Try it. A full, exact copy of the records below is the required answer.

[Items from an interface collection]
#####
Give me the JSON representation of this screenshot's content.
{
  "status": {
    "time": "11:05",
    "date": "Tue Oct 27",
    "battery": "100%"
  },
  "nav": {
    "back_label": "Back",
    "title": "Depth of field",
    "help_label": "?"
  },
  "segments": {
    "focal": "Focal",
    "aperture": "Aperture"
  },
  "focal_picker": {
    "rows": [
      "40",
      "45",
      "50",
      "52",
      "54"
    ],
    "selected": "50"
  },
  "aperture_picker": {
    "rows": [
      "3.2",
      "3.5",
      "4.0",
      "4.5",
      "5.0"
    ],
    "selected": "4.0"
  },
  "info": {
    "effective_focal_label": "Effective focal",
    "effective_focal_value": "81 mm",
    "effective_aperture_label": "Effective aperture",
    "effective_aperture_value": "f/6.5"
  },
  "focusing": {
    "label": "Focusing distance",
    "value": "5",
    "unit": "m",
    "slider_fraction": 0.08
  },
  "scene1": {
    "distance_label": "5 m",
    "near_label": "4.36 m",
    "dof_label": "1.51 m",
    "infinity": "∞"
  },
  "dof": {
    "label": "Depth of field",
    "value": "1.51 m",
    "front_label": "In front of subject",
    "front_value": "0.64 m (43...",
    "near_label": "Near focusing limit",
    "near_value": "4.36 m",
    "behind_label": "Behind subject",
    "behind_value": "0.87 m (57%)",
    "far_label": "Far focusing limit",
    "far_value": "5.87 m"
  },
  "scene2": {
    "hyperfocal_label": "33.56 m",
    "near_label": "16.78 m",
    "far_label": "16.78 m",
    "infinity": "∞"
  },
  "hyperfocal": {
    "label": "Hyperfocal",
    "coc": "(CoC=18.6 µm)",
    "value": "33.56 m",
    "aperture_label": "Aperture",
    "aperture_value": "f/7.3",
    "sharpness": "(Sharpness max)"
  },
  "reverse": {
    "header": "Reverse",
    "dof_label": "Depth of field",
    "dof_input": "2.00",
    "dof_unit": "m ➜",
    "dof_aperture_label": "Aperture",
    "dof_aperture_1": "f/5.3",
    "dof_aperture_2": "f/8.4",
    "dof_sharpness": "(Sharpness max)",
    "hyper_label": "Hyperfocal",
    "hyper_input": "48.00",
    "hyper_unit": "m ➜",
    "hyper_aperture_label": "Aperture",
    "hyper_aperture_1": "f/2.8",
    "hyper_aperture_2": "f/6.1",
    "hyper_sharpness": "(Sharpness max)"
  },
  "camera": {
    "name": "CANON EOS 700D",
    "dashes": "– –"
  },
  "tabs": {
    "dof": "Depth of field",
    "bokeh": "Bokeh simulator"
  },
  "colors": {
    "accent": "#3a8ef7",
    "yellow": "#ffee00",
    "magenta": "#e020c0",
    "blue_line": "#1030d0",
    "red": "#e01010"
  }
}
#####
Your response.
Give me the JSON representation of this screenshot's content.
{
  "status": {
    "time": "11:05",
    "date": "Tue Oct 27",
    "battery": "100%"
  },
  "nav": {
    "back_label": "Back",
    "title": "Depth of field",
    "help_label": "?"
  },
  "segments": {
    "focal": "Focal",
    "aperture": "Aperture"
  },
  "focal_picker": {
    "rows": [
      "40",
      "45",
      "50",
      "52",
      "54"
    ],
    "selected": "50"
  },
  "aperture_picker": {
    "rows": [
      "3.2",
      "3.5",
      "4.0",
      "4.5",
      "5.0"
    ],
    "selected": "4.0"
  },
  "info": {
    "effective_focal_label": "Effective focal",
    "effective_focal_value": "81 mm",
    "effective_aperture_label": "Effective aperture",
    "effective_aperture_value": "f/6.5"
  },
  "focusing": {
    "label": "Focusing distance",
    "value": "5",
    "unit": "m",
    "slider_fraction": 0.08
  },
  "scene1": {
    "distance_label": "5 m",
    "near_label": "4.36 m",
    "dof_label": "1.51 m",
    "infinity": "∞"
  },
  "dof": {
    "label": "Depth of field",
    "value": "1.51 m",
    "front_label": "In front of subject",
    "front_value": "0.64 m (43...",
    "near_label": "Near focusing limit",
    "near_value": "4.36 m",
    "behind_label": "Behind subject",
    "behind_value": "0.87 m (57%)",
    "far_label": "Far focusing limit",
    "far_value": "5.87 m"
  },
  "scene2": {
    "hyperfocal_label": "33.56 m",
    "near_label": "16.78 m",
    "far_label": "16.78 m",
    "infinity": "∞"
  },
  "hyperfocal": {
    "label": "Hyperfocal",
    "coc": "(CoC=18.6 µm)",
    "value": "33.56 m",
    "aperture_label": "Aperture",
    "aperture_value": "f/7.3",
    "sharpness": "(Sharpness max)"
  },
  "reverse": {
    "header": "Reverse",
    "dof_label": "Depth of field",
    "dof_input": "2.00",
    "dof_unit": "m ➜",
    "dof_aperture_label": "Aperture",
    "dof_aperture_1": "f/5.3",
    "dof_aperture_2": "f/8.4",
    "dof_sharpness": "(Sharpness max)",
    "hyper_label": "Hyperfocal",
    "hyper_input": "48.00",
    "hyper_unit": "m ➜",
    "hyper_aperture_label": "Aperture",
    "hyper_aperture_1": "f/2.8",
    "hyper_aperture_2": "f/6.1",
    "hyper_sharpness": "(Sharpness max)"
  },
  "camera": {
    "name": "CANON EOS 700D",
    "dashes": "– –"
  },
  "tabs": {
    "dof": "Depth of field",
    "bokeh": "Bokeh simulator"
  },
  "colors": {
    "accent": "#3a8ef7",
    "yellow": "#ffee00",
    "magenta": "#e020c0",
    "blue_line": "#1030d0",
    "red": "#e01010"
  }
}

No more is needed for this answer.